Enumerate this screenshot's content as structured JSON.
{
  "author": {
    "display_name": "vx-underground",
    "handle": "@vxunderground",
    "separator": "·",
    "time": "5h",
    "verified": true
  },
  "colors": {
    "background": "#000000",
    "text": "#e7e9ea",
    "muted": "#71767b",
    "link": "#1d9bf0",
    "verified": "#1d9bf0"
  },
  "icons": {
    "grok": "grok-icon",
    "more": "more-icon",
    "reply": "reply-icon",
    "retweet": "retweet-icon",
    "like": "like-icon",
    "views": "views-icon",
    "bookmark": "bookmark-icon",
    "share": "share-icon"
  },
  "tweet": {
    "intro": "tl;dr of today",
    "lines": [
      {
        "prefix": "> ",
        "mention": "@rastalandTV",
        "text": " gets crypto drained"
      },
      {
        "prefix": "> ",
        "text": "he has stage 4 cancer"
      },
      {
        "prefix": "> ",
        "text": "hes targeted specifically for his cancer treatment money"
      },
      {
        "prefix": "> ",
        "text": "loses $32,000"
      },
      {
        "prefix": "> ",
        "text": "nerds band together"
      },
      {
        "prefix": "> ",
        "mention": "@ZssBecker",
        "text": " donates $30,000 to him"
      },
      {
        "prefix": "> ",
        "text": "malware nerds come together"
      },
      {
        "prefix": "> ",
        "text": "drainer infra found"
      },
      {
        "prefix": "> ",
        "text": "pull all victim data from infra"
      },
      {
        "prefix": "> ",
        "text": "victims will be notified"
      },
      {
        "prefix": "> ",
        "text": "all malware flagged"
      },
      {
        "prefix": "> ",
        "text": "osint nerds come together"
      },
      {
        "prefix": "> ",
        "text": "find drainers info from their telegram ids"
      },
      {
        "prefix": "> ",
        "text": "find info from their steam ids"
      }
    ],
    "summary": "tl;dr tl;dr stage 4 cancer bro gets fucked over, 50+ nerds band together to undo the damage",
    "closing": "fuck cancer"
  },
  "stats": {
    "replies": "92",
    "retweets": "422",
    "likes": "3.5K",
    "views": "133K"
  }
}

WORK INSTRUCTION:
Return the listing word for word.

OUTPUT FOR THIS TASK:
Enumerate this screenshot's content as structured JSON.
{
  "author": {
    "display_name": "vx-underground",
    "handle": "@vxunderground",
    "separator": "·",
    "time": "5h",
    "verified": true
  },
  "colors": {
    "background": "#000000",
    "text": "#e7e9ea",
    "muted": "#71767b",
    "link": "#1d9bf0",
    "verified": "#1d9bf0"
  },
  "icons": {
    "grok": "grok-icon",
    "more": "more-icon",
    "reply": "reply-icon",
    "retweet": "retweet-icon",
    "like": "like-icon",
    "views": "views-icon",
    "bookmark": "bookmark-icon",
    "share": "share-icon"
  },
  "tweet": {
    "intro": "tl;dr of today",
    "lines": [
      {
        "prefix": "> ",
        "mention": "@rastalandTV",
        "text": " gets crypto drained"
      },
      {
        "prefix": "> ",
        "text": "he has stage 4 cancer"
      },
      {
        "prefix": "> ",
        "text": "hes targeted specifically for his cancer treatment money"
      },
      {
        "prefix": "> ",
        "text": "loses $32,000"
      },
      {
        "prefix": "> ",
        "text": "nerds band together"
      },
      {
        "prefix": "> ",
        "mention": "@ZssBecker",
        "text": " donates $30,000 to him"
      },
      {
        "prefix": "> ",
        "text": "malware nerds come together"
      },
      {
        "prefix": "> ",
        "text": "drainer infra found"
      },
      {
        "prefix": "> ",
        "text": "pull all victim data from infra"
      },
      {
        "prefix": "> ",
        "text": "victims will be notified"
      },
      {
        "prefix": "> ",
        "text": "all malware flagged"
      },
      {
        "prefix": "> ",
        "text": "osint nerds come together"
      },
      {
        "prefix": "> ",
        "text": "find drainers info from their telegram ids"
      },
      {
        "prefix": "> ",
        "text": "find info from their steam ids"
      }
    ],
    "summary": "tl;dr tl;dr stage 4 cancer bro gets fucked over, 50+ nerds band together to undo the damage",
    "closing": "fuck cancer"
  },
  "stats": {
    "replies": "92",
    "retweets": "422",
    "likes": "3.5K",
    "views": "133K"
  }
}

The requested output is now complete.